Valuation is only one side of the coin in terms of building your investment thesis, and it is only one of many factors that you need to assess for a company. It's not possible to obtain a foolproof valuation with a DCF model. Preferably you'd apply different cases and assumptions and see how they would impact the company's valuation. If a company grows at a different rate, or if its cost of equity or risk free rate changes sharply, the output can look very different. Can we work out why the company is trading at a discount to intrinsic value? For Karat Packaging, we've put together three pertinent items you should look at:
- Risks: You should be aware of the 3 warning signs for Karat Packaging (2 can't be ignored!) we've uncovered before considering an investment in the company.
- Future Earnings: How does KRT's growth rate compare to its peers and the wider market? Dig deeper into the analyst consensus number for the upcoming years by interacting with our free analyst growth expectation chart.
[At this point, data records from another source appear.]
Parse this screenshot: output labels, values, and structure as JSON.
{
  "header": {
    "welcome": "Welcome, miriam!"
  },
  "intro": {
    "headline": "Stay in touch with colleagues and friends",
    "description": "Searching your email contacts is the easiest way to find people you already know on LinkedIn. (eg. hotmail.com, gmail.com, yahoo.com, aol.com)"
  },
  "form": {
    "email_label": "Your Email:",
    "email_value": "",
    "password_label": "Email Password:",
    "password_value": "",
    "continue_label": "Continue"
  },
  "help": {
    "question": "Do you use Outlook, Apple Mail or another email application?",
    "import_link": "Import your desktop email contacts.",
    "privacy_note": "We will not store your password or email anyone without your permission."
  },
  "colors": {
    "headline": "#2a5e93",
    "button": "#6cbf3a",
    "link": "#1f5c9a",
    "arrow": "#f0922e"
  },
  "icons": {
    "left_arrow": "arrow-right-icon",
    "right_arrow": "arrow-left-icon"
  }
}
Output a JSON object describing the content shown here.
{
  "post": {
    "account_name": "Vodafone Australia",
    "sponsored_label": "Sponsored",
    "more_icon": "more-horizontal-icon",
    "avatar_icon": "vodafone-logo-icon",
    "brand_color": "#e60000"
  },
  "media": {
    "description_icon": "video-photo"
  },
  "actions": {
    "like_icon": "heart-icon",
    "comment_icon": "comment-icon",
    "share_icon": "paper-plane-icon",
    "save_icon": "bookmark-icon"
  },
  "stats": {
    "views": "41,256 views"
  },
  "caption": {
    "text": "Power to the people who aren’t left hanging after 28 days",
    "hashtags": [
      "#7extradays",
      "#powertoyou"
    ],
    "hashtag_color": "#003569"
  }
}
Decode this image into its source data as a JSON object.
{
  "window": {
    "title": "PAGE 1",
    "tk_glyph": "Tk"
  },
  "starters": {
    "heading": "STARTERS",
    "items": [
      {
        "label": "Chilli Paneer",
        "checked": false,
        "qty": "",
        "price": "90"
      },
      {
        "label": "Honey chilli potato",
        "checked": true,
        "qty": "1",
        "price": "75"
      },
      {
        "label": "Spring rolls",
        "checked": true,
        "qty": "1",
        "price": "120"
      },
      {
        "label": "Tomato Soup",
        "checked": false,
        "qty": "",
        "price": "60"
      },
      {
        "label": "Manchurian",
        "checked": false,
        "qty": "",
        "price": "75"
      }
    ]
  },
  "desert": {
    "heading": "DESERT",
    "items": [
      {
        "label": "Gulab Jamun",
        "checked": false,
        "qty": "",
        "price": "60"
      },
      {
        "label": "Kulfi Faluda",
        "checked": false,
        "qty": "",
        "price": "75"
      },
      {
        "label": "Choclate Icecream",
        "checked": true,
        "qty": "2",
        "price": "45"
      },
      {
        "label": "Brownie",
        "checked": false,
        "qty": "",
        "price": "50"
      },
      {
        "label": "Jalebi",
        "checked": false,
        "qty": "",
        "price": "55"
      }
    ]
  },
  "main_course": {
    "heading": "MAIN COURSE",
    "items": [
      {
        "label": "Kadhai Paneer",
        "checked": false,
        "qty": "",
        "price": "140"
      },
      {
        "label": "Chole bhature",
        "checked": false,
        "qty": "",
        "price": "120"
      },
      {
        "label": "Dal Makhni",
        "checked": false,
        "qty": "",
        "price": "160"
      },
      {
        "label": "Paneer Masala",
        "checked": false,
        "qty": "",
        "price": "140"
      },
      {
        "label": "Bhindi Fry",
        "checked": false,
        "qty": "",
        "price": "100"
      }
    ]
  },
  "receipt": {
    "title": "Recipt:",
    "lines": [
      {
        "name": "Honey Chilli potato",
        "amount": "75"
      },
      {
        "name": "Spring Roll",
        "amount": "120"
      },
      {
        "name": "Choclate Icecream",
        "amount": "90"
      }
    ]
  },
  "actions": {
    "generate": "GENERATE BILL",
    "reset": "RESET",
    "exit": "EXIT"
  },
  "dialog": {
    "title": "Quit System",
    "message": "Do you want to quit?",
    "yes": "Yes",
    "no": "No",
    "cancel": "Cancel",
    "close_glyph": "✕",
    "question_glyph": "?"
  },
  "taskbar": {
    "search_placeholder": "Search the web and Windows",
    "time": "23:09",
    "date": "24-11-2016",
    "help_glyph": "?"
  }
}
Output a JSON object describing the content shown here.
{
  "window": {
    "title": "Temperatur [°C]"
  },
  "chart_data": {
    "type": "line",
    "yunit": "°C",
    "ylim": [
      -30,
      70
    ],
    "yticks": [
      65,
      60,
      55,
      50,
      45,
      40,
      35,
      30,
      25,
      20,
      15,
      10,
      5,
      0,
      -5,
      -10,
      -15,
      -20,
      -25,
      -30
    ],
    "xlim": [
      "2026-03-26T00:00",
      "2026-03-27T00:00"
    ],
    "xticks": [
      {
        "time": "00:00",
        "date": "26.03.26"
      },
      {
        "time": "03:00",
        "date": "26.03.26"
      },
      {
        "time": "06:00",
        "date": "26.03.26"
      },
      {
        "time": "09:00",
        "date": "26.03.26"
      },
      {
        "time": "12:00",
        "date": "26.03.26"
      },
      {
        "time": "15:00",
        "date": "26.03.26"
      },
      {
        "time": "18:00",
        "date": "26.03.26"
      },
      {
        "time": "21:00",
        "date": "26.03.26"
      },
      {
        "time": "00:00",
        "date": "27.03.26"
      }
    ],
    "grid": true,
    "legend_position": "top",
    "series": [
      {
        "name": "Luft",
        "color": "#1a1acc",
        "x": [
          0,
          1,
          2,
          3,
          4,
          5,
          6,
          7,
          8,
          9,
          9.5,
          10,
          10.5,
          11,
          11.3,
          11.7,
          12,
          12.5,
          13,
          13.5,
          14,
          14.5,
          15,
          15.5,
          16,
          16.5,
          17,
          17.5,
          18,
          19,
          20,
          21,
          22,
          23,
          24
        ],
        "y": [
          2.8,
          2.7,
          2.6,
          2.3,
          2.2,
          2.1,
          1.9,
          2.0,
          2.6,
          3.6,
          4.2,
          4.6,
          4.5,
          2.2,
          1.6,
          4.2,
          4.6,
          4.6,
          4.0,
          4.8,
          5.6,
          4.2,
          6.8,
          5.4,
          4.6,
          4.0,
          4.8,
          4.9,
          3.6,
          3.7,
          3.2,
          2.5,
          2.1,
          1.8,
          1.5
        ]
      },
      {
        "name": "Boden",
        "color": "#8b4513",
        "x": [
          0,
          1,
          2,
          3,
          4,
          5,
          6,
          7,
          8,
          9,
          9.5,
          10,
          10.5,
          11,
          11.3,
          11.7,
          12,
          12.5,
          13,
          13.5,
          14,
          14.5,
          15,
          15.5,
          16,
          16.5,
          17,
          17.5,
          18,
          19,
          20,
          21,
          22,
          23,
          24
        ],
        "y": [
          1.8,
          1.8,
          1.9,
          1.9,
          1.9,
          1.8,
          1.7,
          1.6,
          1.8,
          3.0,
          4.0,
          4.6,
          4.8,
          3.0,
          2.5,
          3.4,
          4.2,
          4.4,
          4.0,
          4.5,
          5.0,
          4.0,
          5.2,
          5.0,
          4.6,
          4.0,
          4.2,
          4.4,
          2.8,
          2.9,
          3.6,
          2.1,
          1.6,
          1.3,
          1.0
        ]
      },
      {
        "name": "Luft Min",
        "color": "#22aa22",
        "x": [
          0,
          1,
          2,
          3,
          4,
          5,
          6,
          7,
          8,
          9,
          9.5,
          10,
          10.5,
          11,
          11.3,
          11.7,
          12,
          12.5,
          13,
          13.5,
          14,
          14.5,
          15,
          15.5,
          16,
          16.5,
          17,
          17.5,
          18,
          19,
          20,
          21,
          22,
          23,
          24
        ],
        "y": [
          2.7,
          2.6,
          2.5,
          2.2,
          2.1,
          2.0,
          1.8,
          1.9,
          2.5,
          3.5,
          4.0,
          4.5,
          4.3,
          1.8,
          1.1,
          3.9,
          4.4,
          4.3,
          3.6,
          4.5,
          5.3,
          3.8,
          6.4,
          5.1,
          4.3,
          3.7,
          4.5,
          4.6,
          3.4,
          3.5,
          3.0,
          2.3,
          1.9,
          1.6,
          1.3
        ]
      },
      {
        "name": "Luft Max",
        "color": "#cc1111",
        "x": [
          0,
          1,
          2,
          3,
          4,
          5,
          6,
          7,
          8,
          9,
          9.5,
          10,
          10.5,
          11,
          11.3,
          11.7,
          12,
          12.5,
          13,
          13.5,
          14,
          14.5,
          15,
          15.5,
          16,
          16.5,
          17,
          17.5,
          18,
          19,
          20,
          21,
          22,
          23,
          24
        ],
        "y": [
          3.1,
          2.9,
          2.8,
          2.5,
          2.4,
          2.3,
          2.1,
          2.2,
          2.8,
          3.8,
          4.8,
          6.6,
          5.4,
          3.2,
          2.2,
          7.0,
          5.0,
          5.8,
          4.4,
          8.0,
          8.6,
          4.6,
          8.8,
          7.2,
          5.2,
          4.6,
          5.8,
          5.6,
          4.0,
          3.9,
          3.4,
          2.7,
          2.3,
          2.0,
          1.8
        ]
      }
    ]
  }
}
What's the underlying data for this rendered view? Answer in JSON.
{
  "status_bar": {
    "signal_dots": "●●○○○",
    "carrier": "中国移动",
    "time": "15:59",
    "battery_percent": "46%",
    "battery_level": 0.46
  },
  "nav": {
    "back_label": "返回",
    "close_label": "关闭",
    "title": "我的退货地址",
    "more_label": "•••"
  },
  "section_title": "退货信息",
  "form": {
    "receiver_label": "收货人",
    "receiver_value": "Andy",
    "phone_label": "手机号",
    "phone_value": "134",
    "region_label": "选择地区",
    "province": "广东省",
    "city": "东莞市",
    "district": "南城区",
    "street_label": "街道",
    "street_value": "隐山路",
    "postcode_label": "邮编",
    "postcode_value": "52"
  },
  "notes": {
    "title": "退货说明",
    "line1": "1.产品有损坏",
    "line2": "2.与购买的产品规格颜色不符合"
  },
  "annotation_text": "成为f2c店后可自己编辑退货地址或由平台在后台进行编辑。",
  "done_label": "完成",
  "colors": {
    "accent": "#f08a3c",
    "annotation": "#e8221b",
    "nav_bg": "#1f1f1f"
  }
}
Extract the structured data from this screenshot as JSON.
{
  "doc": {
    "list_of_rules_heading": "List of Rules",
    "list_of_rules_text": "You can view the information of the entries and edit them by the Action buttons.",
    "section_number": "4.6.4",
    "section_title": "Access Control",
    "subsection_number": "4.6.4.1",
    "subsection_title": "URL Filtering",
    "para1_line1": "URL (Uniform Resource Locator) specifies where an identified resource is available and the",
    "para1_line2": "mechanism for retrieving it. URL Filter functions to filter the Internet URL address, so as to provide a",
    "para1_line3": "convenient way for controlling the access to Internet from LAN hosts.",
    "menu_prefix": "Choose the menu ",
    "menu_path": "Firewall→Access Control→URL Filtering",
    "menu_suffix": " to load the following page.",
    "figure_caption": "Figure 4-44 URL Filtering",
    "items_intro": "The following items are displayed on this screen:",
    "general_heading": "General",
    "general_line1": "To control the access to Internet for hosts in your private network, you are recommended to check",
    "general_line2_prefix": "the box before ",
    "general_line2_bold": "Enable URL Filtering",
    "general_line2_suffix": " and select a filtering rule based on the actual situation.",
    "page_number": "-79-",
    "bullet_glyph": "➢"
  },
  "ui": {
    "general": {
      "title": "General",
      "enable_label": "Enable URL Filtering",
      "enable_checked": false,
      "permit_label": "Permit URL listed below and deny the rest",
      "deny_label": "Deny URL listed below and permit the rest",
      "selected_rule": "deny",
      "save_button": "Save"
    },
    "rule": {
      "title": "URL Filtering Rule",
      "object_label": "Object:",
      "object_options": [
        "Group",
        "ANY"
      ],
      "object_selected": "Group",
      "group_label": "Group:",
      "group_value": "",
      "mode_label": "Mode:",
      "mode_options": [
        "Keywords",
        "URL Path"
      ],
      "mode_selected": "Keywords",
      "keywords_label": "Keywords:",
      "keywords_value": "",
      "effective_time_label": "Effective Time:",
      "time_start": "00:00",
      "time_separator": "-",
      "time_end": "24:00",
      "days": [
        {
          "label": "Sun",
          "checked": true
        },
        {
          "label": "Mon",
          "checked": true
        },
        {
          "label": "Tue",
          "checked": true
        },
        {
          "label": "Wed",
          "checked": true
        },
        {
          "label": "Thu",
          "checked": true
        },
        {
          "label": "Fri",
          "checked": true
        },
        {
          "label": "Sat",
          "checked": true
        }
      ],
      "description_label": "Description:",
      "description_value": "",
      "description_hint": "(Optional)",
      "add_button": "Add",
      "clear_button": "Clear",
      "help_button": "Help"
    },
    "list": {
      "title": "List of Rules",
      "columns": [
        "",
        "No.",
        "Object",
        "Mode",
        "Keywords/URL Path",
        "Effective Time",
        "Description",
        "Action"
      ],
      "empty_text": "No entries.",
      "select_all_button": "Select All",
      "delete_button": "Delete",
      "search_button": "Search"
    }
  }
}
- Other High Quality Alternatives: Do you like a good all-rounder? Explore our interactive list of high quality stocks to get an idea of what else is out there you may be missing!
PS. The Simply Wall St app conducts a discounted cash flow valuation for every stock on the NASDAQGS every day. If you want to find the calculation for other stocks just search here.
When trading Karat Packaging or any other investment, use the platform considered by many to be the Professional's Gateway to the Worlds Market, Interactive Brokers. You get the lowest-cost* trading on stocks, options, futures, forex, bonds and funds worldwide from a single integrated account. Promoted
This article by Simply Wall St is general in nature. It does not constitute a recommendation to buy or sell any stock, and does not take account of your objectives, or your financial situation. We aim to bring you long-term focused analysis driven by fundamental data. Note that our analysis may not factor in the latest price-sensitive company announcements or qualitative material. Simply Wall St has no position in any stocks mentioned.
*Interactive Brokers Rated Lowest Cost Broker by StockBrokers.com Annual Online Review 2020
Have feedback on this article? Concerned about the content? Get in touch with us directly. Alternatively, email editorial-team (at) simplywallst.com.